In 1951, the UNESCO concluded that that there was no biological evidence for race, and race as a biological object became an anathema. In biomedical research population became the dominant concept and race was relegated to the domain of bad science.
In addition, assumed biological differences in social research and critical theory were combated with the dictum “not in our genes”. Differences and similarities between groups of people were thus mainly studied in terms of social, economic, geographic or cultural variables. However, with the emergence of large-scale genetic research in the 1990s and the growing importance of the life sciences, it seems that the concept of race is back with a vengeance.
Today, race is being made relevant in a variety of fields such as medical practice and biomedical research, behavioral genetics and forensic policing, genetic genealogy and descent.
Given the growing relevance of this historically invested, politicized and uneasy concept, social scientists cannot but relate to race as an object of research. But how to do this in a manner that does not 'lock-up' differences in the body, the gene, or, the brain? What can we learn from other fields, such as gender studies and scholarship on sex-differences, or social studies of medicine, about the constructed and fluid nature of 'biological' phenomena?
In the seminar series ‘Ir/relevance of Race in Science and Society’ we discuss the relevance and irrelevance of race as an object and concept of research in order to explore ways to talk about race without naturalizing differences. How can we speak about race and study it without reproducing and feeding into racism? In the seminar we are interested in the various guises of race in the European context and in exploring when and how populations, religions, and cultures become naturalized and racialized.

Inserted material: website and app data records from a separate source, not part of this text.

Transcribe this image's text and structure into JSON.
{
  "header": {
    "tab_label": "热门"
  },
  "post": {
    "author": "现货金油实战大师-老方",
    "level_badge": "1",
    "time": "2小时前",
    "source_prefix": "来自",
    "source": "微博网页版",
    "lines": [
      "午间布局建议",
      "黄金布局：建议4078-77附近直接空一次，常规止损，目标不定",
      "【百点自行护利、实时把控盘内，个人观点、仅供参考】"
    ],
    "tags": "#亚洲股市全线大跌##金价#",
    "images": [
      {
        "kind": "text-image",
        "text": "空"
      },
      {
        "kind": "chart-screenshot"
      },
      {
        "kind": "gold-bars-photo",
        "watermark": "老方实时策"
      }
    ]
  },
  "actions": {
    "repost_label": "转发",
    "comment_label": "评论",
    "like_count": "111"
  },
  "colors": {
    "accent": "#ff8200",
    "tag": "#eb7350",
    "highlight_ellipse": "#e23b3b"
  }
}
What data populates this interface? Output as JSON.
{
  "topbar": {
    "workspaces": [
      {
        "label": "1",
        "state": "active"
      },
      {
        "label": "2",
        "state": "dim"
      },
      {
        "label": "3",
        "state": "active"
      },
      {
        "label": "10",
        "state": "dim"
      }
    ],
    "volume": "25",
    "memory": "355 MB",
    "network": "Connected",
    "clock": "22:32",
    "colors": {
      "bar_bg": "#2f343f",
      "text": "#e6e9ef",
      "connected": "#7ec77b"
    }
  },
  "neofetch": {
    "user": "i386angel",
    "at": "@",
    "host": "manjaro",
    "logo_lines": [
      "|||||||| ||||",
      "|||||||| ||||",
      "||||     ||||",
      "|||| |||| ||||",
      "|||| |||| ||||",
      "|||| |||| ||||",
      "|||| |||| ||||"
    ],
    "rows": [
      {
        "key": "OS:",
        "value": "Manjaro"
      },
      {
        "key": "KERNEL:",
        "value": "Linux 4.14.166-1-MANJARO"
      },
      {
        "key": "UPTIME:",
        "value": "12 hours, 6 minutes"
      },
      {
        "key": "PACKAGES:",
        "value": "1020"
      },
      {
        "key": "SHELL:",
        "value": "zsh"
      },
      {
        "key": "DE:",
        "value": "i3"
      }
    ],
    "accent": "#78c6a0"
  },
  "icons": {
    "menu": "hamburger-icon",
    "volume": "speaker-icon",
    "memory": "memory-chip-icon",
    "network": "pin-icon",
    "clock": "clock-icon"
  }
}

The seminars were previously convened by prof. Amade M'charek and the programme group Health, Care and the Body. Since 2019 they are convened by the Amsterdam Institute for Social Science Research (AISSR).